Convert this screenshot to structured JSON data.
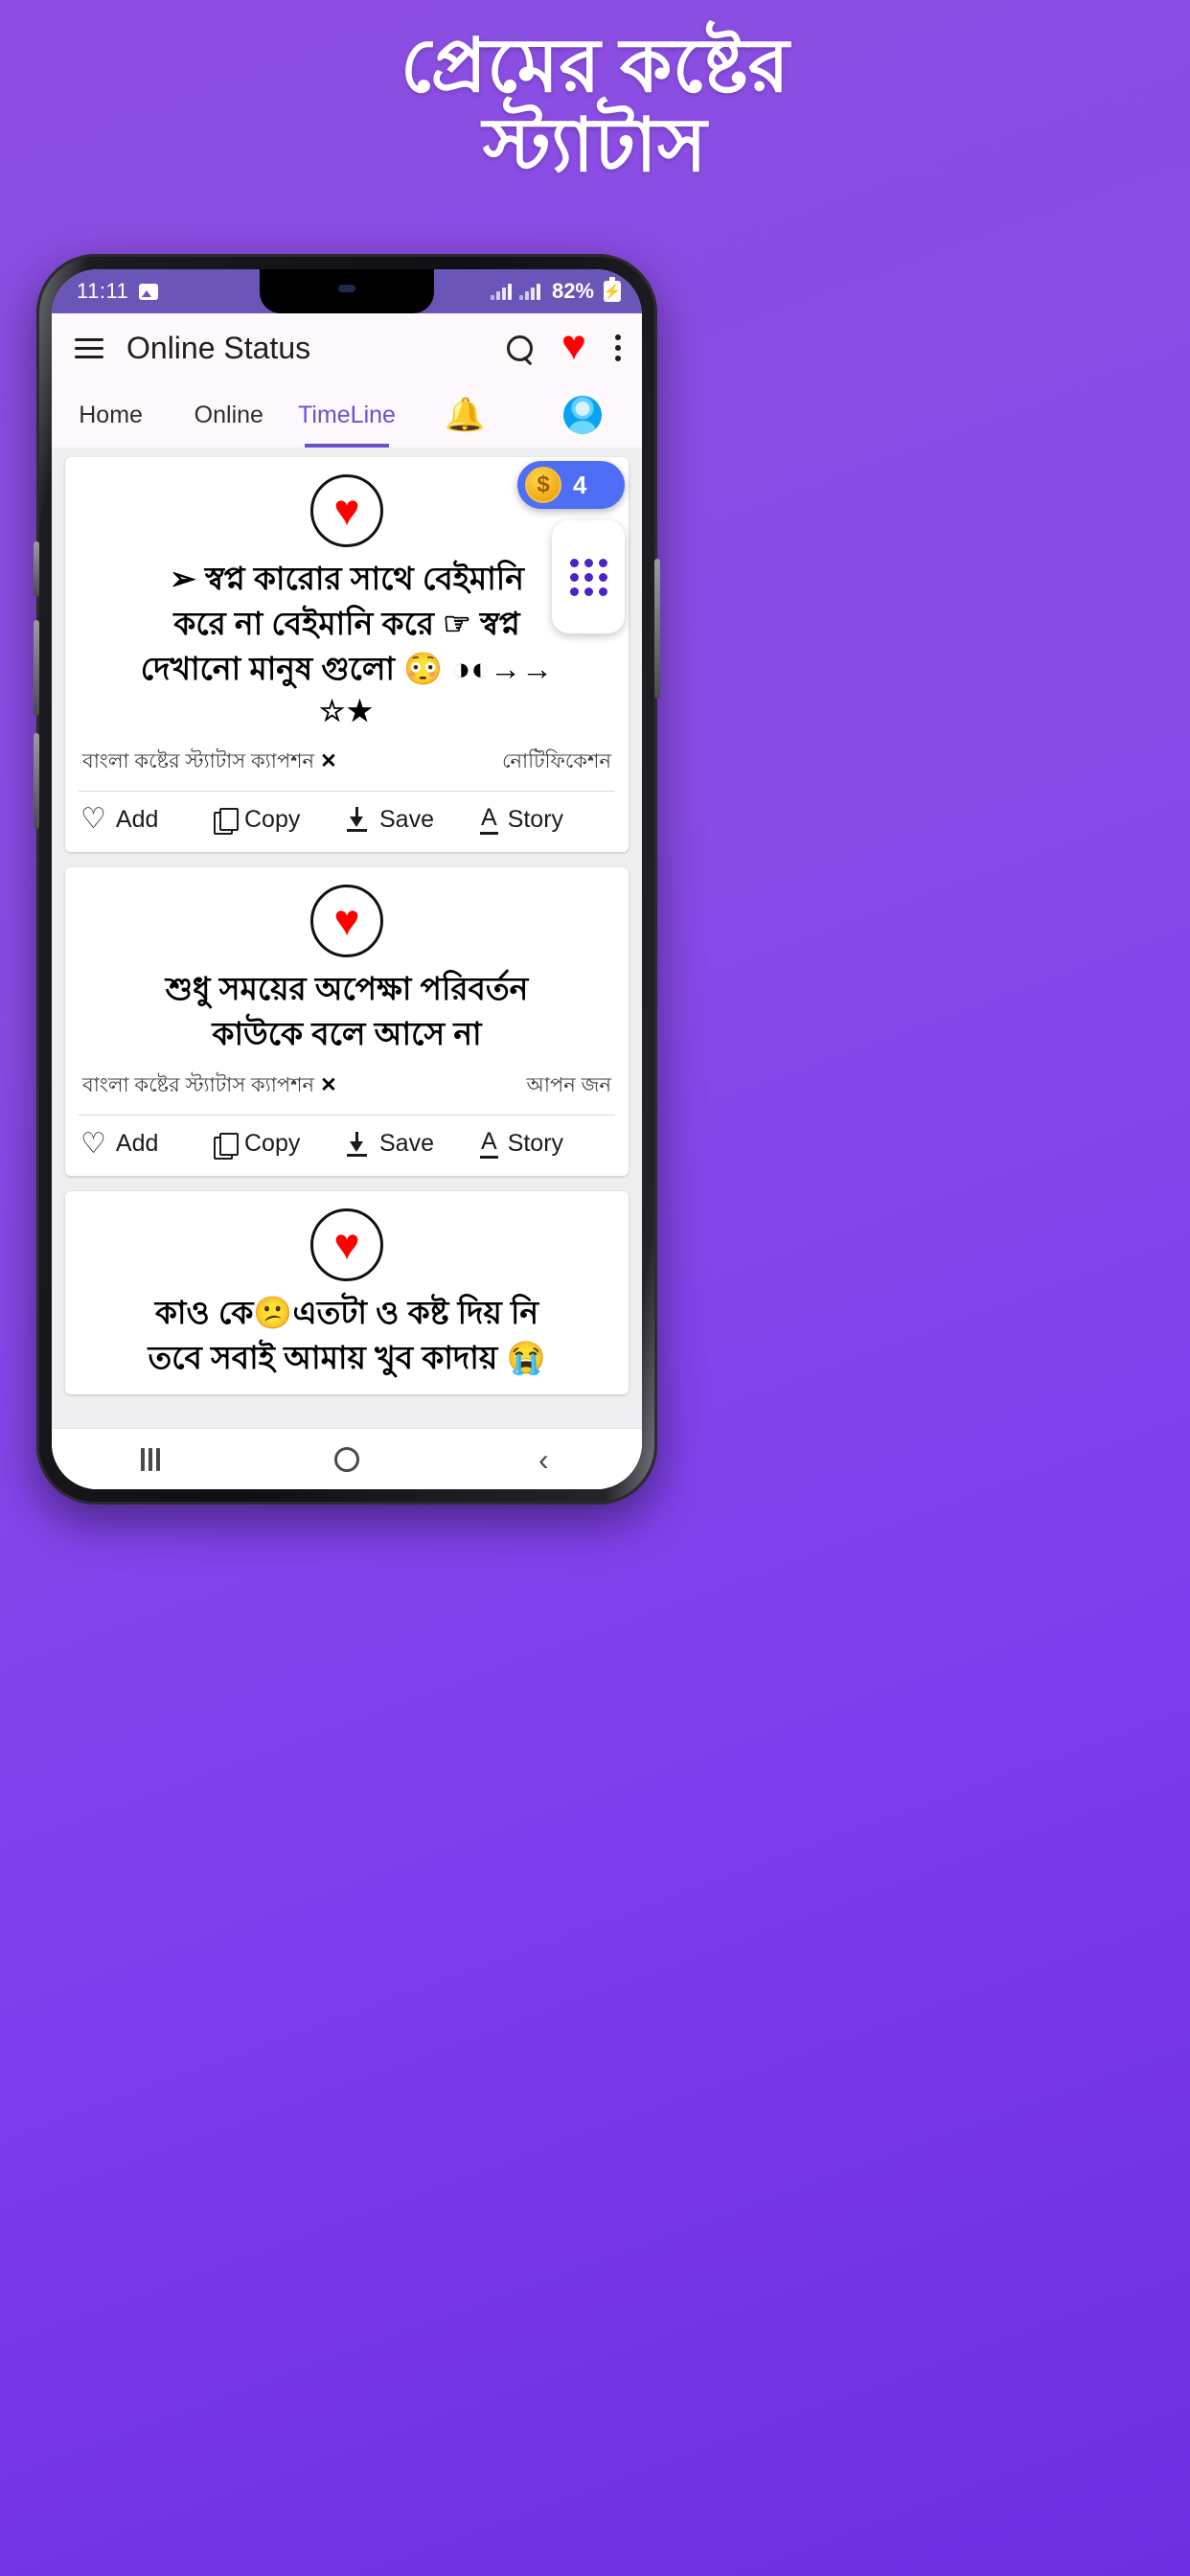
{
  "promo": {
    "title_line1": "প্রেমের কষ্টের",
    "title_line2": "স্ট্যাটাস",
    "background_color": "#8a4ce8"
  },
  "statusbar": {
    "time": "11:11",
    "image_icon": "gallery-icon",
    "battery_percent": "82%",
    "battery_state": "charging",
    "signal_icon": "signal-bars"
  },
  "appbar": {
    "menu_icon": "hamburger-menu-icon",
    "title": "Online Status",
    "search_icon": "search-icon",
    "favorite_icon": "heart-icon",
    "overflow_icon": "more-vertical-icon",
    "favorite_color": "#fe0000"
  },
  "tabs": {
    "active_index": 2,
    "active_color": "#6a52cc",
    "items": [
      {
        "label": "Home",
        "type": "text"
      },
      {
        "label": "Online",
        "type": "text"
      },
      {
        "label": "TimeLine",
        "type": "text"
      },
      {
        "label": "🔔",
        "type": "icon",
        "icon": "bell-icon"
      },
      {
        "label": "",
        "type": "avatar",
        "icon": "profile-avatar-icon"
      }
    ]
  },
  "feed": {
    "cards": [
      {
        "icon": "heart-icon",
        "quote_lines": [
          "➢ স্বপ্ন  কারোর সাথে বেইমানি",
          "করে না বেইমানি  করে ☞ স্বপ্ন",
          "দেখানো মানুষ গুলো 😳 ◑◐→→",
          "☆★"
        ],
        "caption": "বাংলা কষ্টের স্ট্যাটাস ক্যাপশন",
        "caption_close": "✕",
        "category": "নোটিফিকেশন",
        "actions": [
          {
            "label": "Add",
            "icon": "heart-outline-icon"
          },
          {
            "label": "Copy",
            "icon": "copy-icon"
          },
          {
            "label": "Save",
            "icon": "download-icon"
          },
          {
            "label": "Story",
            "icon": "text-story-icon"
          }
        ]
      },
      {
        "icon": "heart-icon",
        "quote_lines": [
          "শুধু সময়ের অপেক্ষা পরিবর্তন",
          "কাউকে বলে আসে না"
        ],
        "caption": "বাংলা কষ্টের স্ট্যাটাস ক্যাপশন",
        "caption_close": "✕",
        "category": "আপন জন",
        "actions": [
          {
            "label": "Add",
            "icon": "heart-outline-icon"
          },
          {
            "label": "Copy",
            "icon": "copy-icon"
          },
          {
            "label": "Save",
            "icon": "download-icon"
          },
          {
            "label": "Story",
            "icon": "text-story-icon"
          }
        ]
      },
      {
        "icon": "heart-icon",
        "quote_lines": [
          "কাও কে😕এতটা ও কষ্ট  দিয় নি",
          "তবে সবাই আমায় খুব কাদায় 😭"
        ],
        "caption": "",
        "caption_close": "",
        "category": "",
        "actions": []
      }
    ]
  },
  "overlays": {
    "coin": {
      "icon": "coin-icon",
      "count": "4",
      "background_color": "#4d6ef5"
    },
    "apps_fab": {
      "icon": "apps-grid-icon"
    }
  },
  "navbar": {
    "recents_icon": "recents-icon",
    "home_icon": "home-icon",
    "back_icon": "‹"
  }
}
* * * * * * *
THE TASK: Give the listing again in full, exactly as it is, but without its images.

YOUR SOLUTION:
Convert this screenshot to structured JSON data.
{
  "promo": {
    "title_line1": "প্রেমের কষ্টের",
    "title_line2": "স্ট্যাটাস",
    "background_color": "#8a4ce8"
  },
  "statusbar": {
    "time": "11:11",
    "image_icon": "gallery-icon",
    "battery_percent": "82%",
    "battery_state": "charging",
    "signal_icon": "signal-bars"
  },
  "appbar": {
    "menu_icon": "hamburger-menu-icon",
    "title": "Online Status",
    "search_icon": "search-icon",
    "favorite_icon": "heart-icon",
    "overflow_icon": "more-vertical-icon",
    "favorite_color": "#fe0000"
  },
  "tabs": {
    "active_index": 2,
    "active_color": "#6a52cc",
    "items": [
      {
        "label": "Home",
        "type": "text"
      },
      {
        "label": "Online",
        "type": "text"
      },
      {
        "label": "TimeLine",
        "type": "text"
      },
      {
        "label": "🔔",
        "type": "icon",
        "icon": "bell-icon"
      },
      {
        "label": "",
        "type": "avatar",
        "icon": "profile-avatar-icon"
      }
    ]
  },
  "feed": {
    "cards": [
      {
        "icon": "heart-icon",
        "quote_lines": [
          "➢ স্বপ্ন  কারোর সাথে বেইমানি",
          "করে না বেইমানি  করে ☞ স্বপ্ন",
          "দেখানো মানুষ গুলো 😳 ◑◐→→",
          "☆★"
        ],
        "caption": "বাংলা কষ্টের স্ট্যাটাস ক্যাপশন",
        "caption_close": "✕",
        "category": "নোটিফিকেশন",
        "actions": [
          {
            "label": "Add",
            "icon": "heart-outline-icon"
          },
          {
            "label": "Copy",
            "icon": "copy-icon"
          },
          {
            "label": "Save",
            "icon": "download-icon"
          },
          {
            "label": "Story",
            "icon": "text-story-icon"
          }
        ]
      },
      {
        "icon": "heart-icon",
        "quote_lines": [
          "শুধু সময়ের অপেক্ষা পরিবর্তন",
          "কাউকে বলে আসে না"
        ],
        "caption": "বাংলা কষ্টের স্ট্যাটাস ক্যাপশন",
        "caption_close": "✕",
        "category": "আপন জন",
        "actions": [
          {
            "label": "Add",
            "icon": "heart-outline-icon"
          },
          {
            "label": "Copy",
            "icon": "copy-icon"
          },
          {
            "label": "Save",
            "icon": "download-icon"
          },
          {
            "label": "Story",
            "icon": "text-story-icon"
          }
        ]
      },
      {
        "icon": "heart-icon",
        "quote_lines": [
          "কাও কে😕এতটা ও কষ্ট  দিয় নি",
          "তবে সবাই আমায় খুব কাদায় 😭"
        ],
        "caption": "",
        "caption_close": "",
        "category": "",
        "actions": []
      }
    ]
  },
  "overlays": {
    "coin": {
      "icon": "coin-icon",
      "count": "4",
      "background_color": "#4d6ef5"
    },
    "apps_fab": {
      "icon": "apps-grid-icon"
    }
  },
  "navbar": {
    "recents_icon": "recents-icon",
    "home_icon": "home-icon",
    "back_icon": "‹"
  }
}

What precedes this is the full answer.